Refusing an FOI application is an offence because Section 7(5) of the FOI Act 2011 designates it so. It is a civil (as against a criminal) offence for many reasons including the fact that the wrongdoer in this case is declared ‘liable’, as against ‘guilty’ were it a criminal offence. Another reason is the fact that I, the injured party can seek redress in court by myself, it’s not the state suing. Civil cases begin when a person (or entity) claims that another person or entity has failed to carry out a legal duty owed to them.

Civil offences involve violations of administrative or civil rules resulting in civil penalties and fines. This, in my view, falls in the category of mala prohibita, whereby the actions or inactions are wrong because the law prohibits such. Refusing an FOI application is a violation of regulatory requirement or obligation under the FOI Act 2011, and therefore, could be termed a regulatory misdemeanour or regulatory infraction, with the specific penalty of a N500,000 fine.

Where a court finds a party liable of wrongfully denying an FOI application, which is an offence (this finding one liable is itself conviction, whether in a civil or criminal matter) but doesn’t go the full length to award the commensurate fine stated by the law for such offence, it seems a miscarriage of justice to me.

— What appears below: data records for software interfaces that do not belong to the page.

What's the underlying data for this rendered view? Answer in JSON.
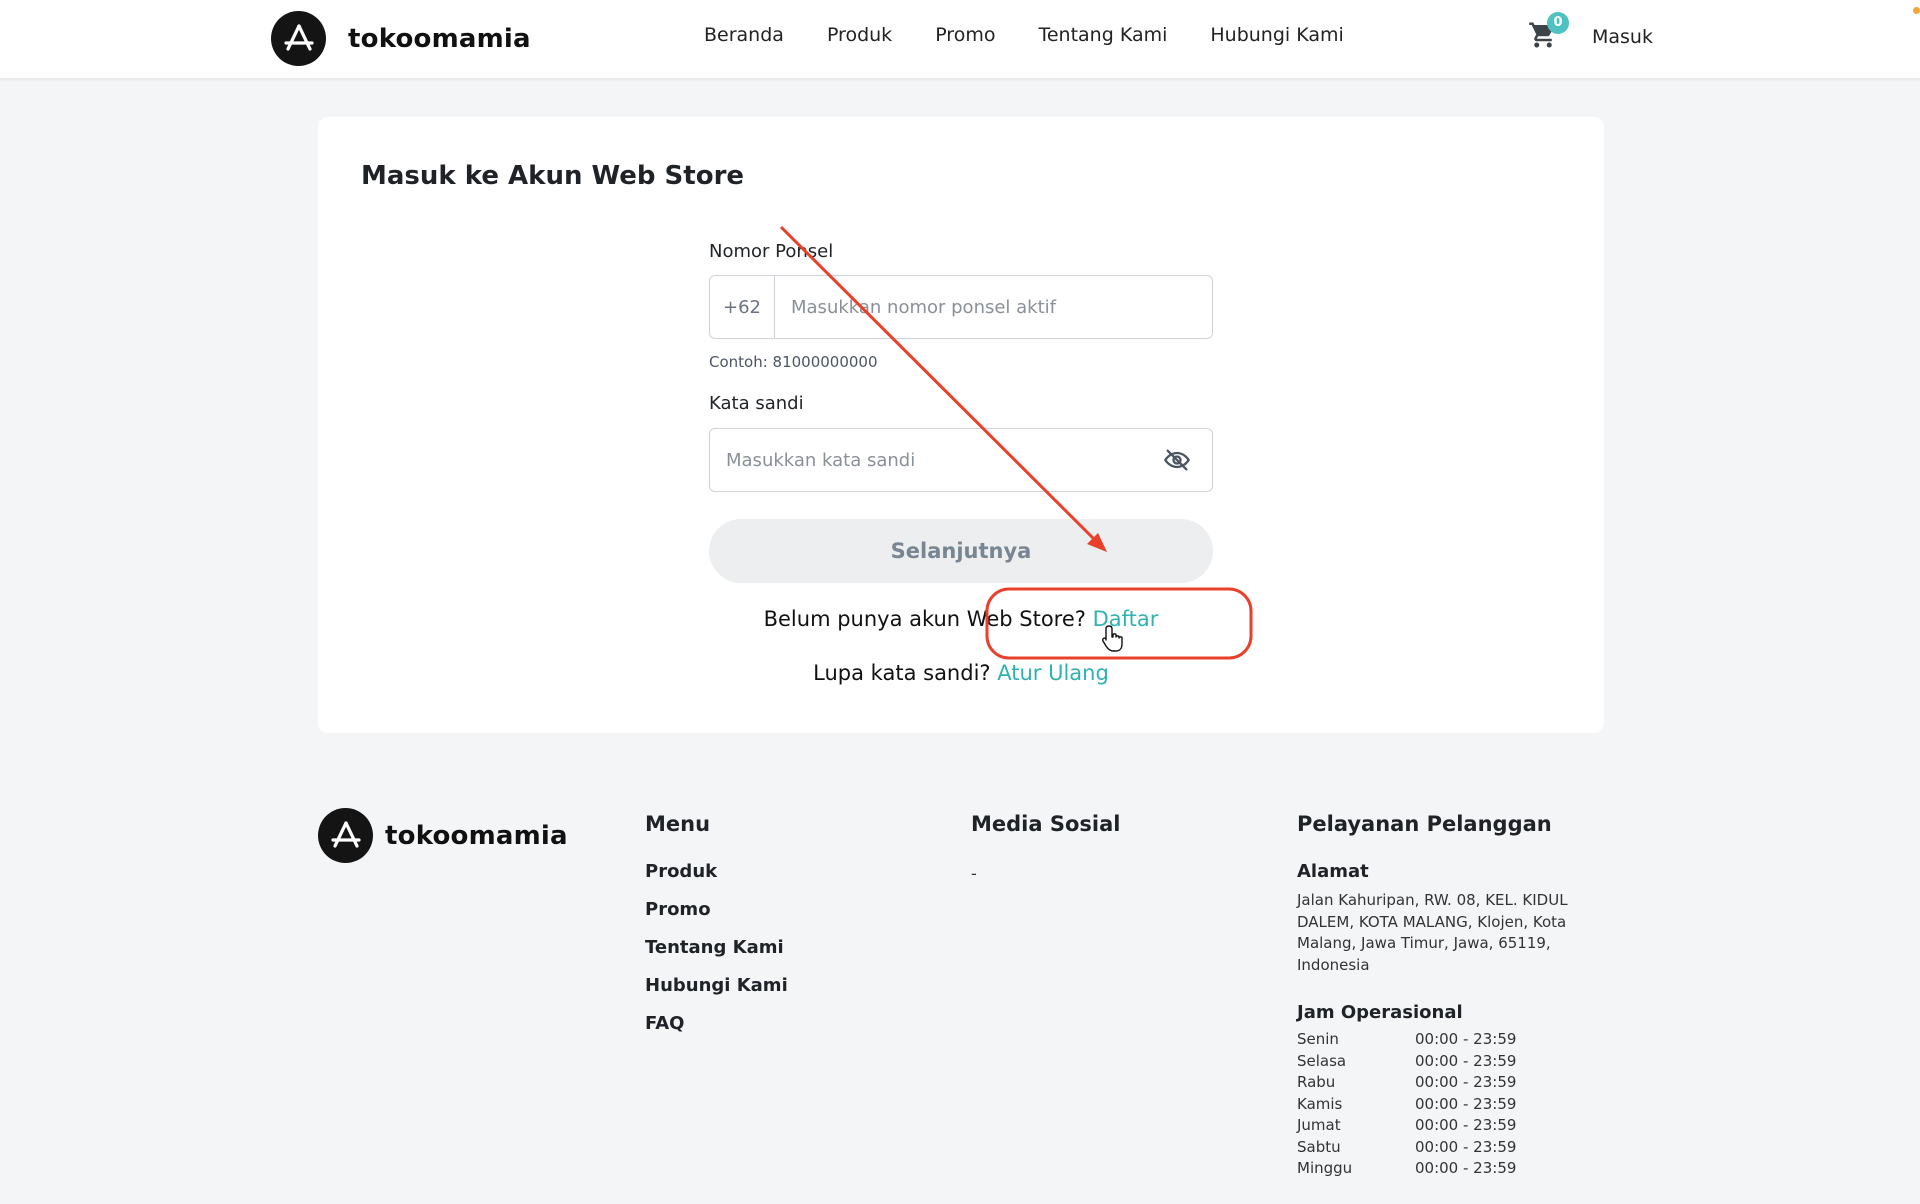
{
  "brand": {
    "name": "tokoomamia"
  },
  "nav": {
    "items": [
      "Beranda",
      "Produk",
      "Promo",
      "Tentang Kami",
      "Hubungi Kami"
    ],
    "cart_count": "0",
    "login": "Masuk"
  },
  "login_card": {
    "title": "Masuk ke Akun Web Store",
    "phone": {
      "label": "Nomor Ponsel",
      "prefix": "+62",
      "placeholder": "Masukkan nomor ponsel aktif",
      "hint": "Contoh: 81000000000"
    },
    "password": {
      "label": "Kata sandi",
      "placeholder": "Masukkan kata sandi"
    },
    "submit_label": "Selanjutnya",
    "register_prompt": "Belum punya akun Web Store?",
    "register_link": "Daftar",
    "forgot_prompt": "Lupa kata sandi?",
    "reset_link": "Atur Ulang"
  },
  "footer": {
    "brand_name": "tokoomamia",
    "menu": {
      "title": "Menu",
      "items": [
        "Produk",
        "Promo",
        "Tentang Kami",
        "Hubungi Kami",
        "FAQ"
      ]
    },
    "social": {
      "title": "Media Sosial",
      "value": "-"
    },
    "service": {
      "title": "Pelayanan Pelanggan",
      "address_title": "Alamat",
      "address": "Jalan Kahuripan, RW. 08, KEL. KIDUL DALEM, KOTA MALANG, Klojen, Kota Malang, Jawa Timur, Jawa, 65119, Indonesia",
      "hours_title": "Jam Operasional",
      "hours": [
        {
          "day": "Senin",
          "time": "00:00 - 23:59"
        },
        {
          "day": "Selasa",
          "time": "00:00 - 23:59"
        },
        {
          "day": "Rabu",
          "time": "00:00 - 23:59"
        },
        {
          "day": "Kamis",
          "time": "00:00 - 23:59"
        },
        {
          "day": "Jumat",
          "time": "00:00 - 23:59"
        },
        {
          "day": "Sabtu",
          "time": "00:00 - 23:59"
        },
        {
          "day": "Minggu",
          "time": "00:00 - 23:59"
        }
      ]
    }
  },
  "colors": {
    "accent": "#2fb3b0",
    "badge": "#4fc1c0",
    "annotation": "#e8402a"
  }
}
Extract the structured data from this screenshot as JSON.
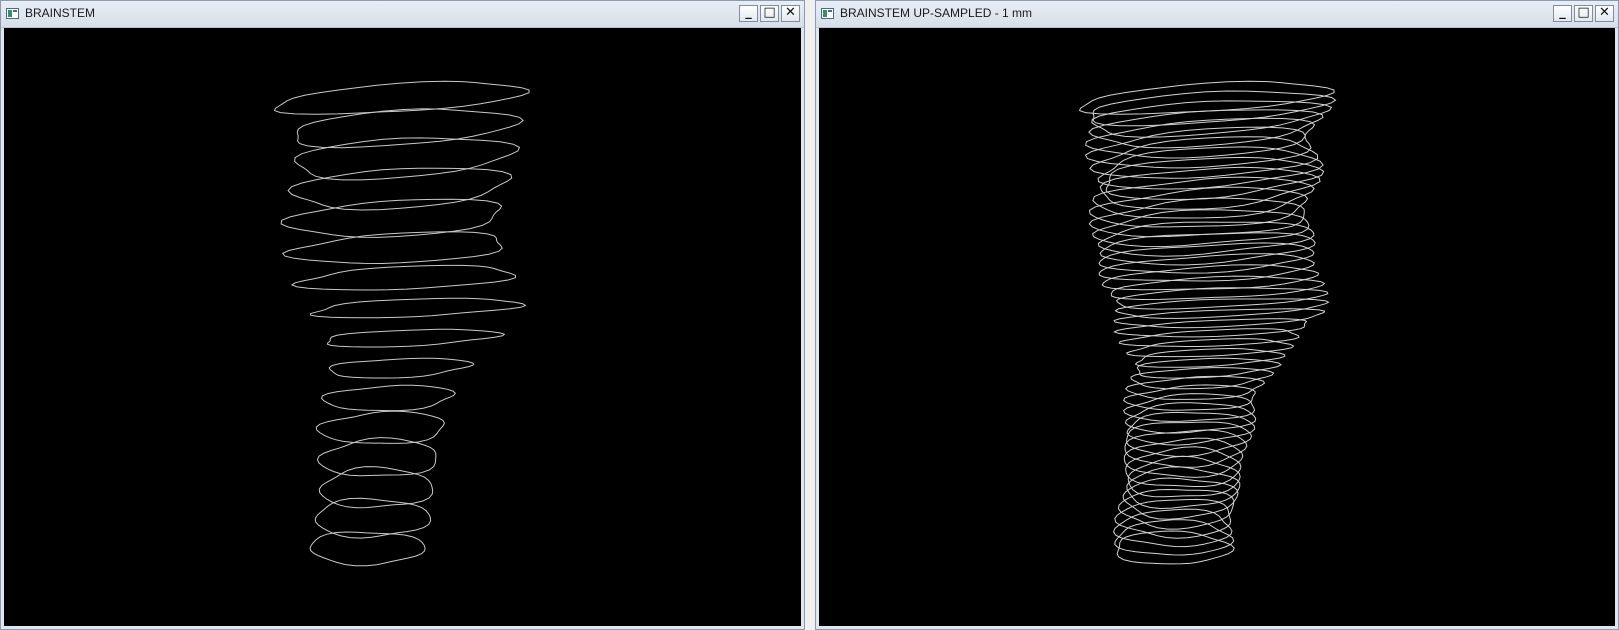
{
  "windows": [
    {
      "title": "BRAINSTEM",
      "controls": {
        "minimize": "_",
        "maximize": "□",
        "close": "✕"
      },
      "contour_color": "#c8c8c8",
      "contour_count": 16
    },
    {
      "title": "BRAINSTEM UP-SAMPLED - 1 mm",
      "controls": {
        "minimize": "_",
        "maximize": "□",
        "close": "✕"
      },
      "contour_color": "#d2d2d2",
      "contour_count": 46
    }
  ]
}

On the issue of award of damages and the cost of litigation, the Latin maxim, ‘Ubi jus, ibi remedium’, in English, ‘Where there is a right, there is a remedy’, means the law ensures that if the plaintiff has a right they must have the means to a remedy if they are injured in the enjoyment or exercise of the right.

Clearly, I suffered injury resulting from the refusal of the FOI application causing me to seek redress in court for 4 years and all the inconvenience that goes with it. No compensation for the pain and no consequences whatsoever to the offender is like having a judgement but no justice to me.

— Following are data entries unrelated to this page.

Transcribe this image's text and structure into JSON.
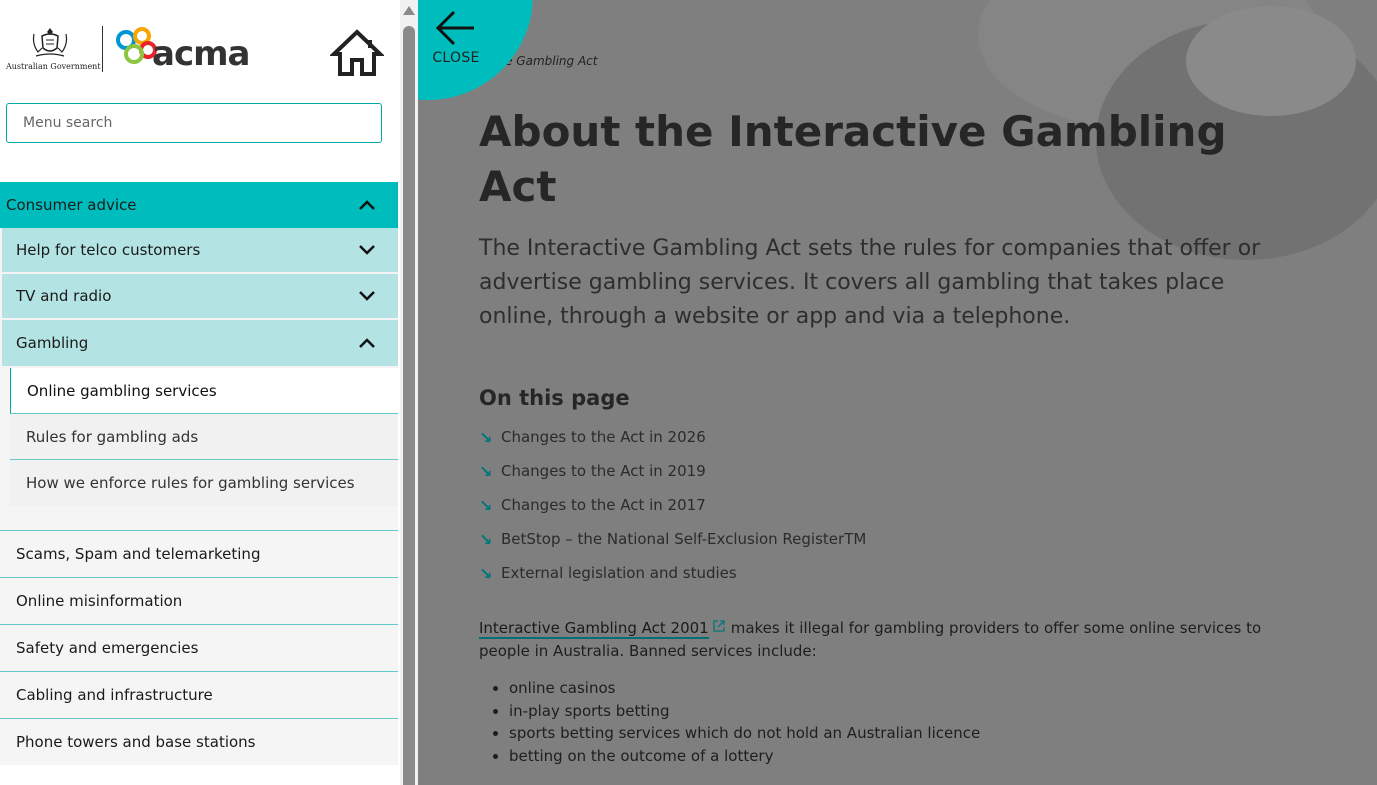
{
  "header": {
    "govt_label": "Australian Government",
    "acma_label": "acma"
  },
  "search": {
    "placeholder": "Menu search",
    "value": ""
  },
  "nav": {
    "parent": "Consumer advice",
    "subsections": [
      "Help for telco customers",
      "TV and radio",
      "Gambling"
    ],
    "gambling_items": [
      "Online gambling services",
      "Rules for gambling ads",
      "How we enforce rules for gambling services"
    ],
    "other_items": [
      "Scams, Spam and telemarketing",
      "Online misinformation",
      "Safety and emergencies",
      "Cabling and infrastructure",
      "Phone towers and base stations"
    ]
  },
  "close": {
    "label": "CLOSE"
  },
  "content": {
    "breadcrumb": "ve Gambling Act",
    "title": "About the Interactive Gambling Act",
    "lead": "The Interactive Gambling Act sets the rules for companies that offer or advertise gambling services. It covers all gambling that takes place online, through a website or app and via a telephone.",
    "on_this_page_title": "On this page",
    "on_this_page": [
      "Changes to the Act in 2026",
      "Changes to the Act in 2019",
      "Changes to the Act in 2017",
      "BetStop – the National Self-Exclusion RegisterTM",
      "External legislation and studies"
    ],
    "act_link": "Interactive Gambling Act 2001",
    "body_text": "makes it illegal for gambling providers to offer some online services to people in Australia. Banned services include:",
    "banned": [
      "online casinos",
      "in-play sports betting",
      "sports betting services which do not hold an Australian licence",
      "betting on the outcome of a lottery"
    ]
  },
  "colors": {
    "accent": "#00bdbd",
    "sub_bg": "#b3e3e3",
    "link_underline": "#006e72"
  }
}
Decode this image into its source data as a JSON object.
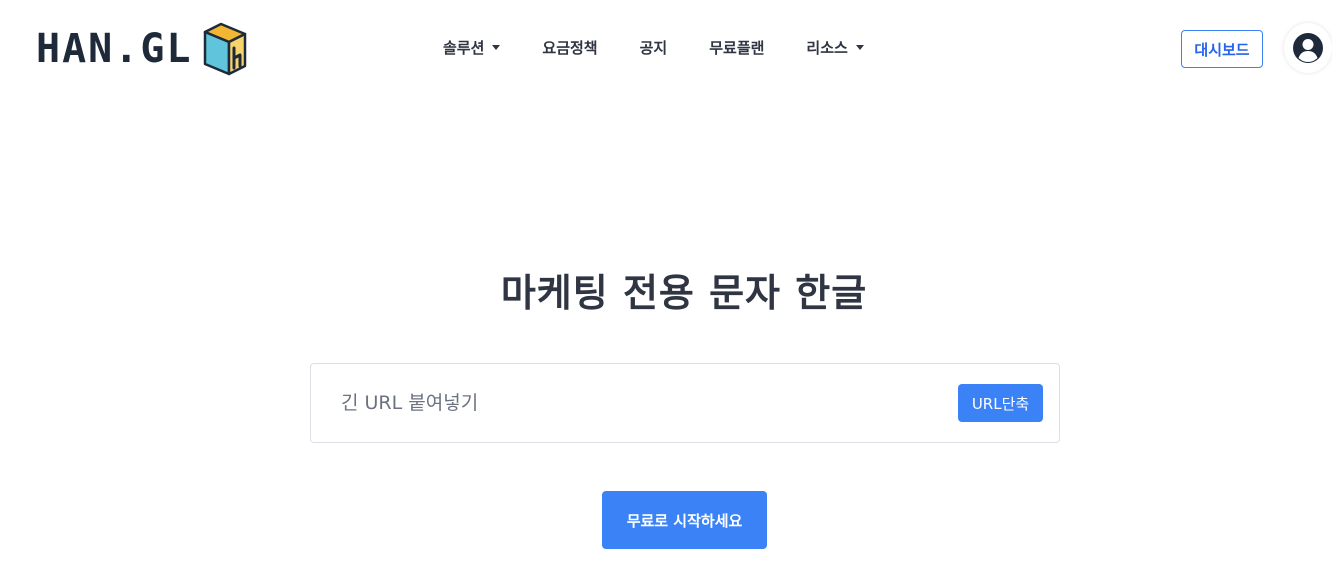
{
  "logo": {
    "text": "HAN.GL"
  },
  "nav": {
    "items": [
      {
        "label": "솔루션",
        "has_dropdown": true
      },
      {
        "label": "요금정책",
        "has_dropdown": false
      },
      {
        "label": "공지",
        "has_dropdown": false
      },
      {
        "label": "무료플랜",
        "has_dropdown": false
      },
      {
        "label": "리소스",
        "has_dropdown": true
      }
    ]
  },
  "header": {
    "dashboard_label": "대시보드",
    "avatar_icon": "user-circle-icon"
  },
  "hero": {
    "title": "마케팅 전용 문자 한글"
  },
  "shortener": {
    "placeholder": "긴 URL 붙여넣기",
    "value": "",
    "button_label": "URL단축"
  },
  "cta": {
    "label": "무료로 시작하세요"
  },
  "colors": {
    "primary": "#3b82f6",
    "text": "#2f3542",
    "border": "#dcdfe4",
    "logo_box_yellow": "#f2b632",
    "logo_box_cyan": "#5fc4dc"
  }
}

Another issue the appellate courts are to be invited to interrogate is whether the judge was right to suo motu (by himself, on his own accord) raise the issue of ‘conviction’ and enter judgement on it without giving the parties a chance to address him, and whether this is not a denial of the right to fair hearing?

In Sesugh Akume v National Primary Health Care Development Agency (NPHCDA) with suit number FHC/ABJ/CS/273/2021 before Justice D U Okorowo of the Federal High Court sitting in Abuja (which among other things seeks to enable local governments in Nigeria to directly access federal funding for primary healthcare as against State Primary Health Care Boards doing so and administering the funds on their behalf) the judge suo motu raised the issue of the joinder or non-joinder of all state governments in Nigeria seeing as what we seek affects them. We had the opportunity to address the court on why it wasn’t necessary to join them as parties in the suit, and NPHCDA also had the opportunity to oppose our view. We shall hear the court’s decision on 18 March. I think that is the proper way to go about it.

Justice Nwite’s fearlessness and blindness to the parties involved in this matter and not minding whose ox is gored in delivering the judgement to the best of his ability is worthy of note and commendation. To be honest, based on the obnoxious judgements we’ve seen from Nigerian courts, I settled and made peace with this matter being dismissed and costs awarded against me. This outcome came with a pleasant and rather salutary relief.

Op-ed Editor

Leave a Reply

Your email address will not be published. Required fields are marked *

Please email us - contents@orderpaper.ng - if you need this content for legitimate research purposes. Please check our privacy policy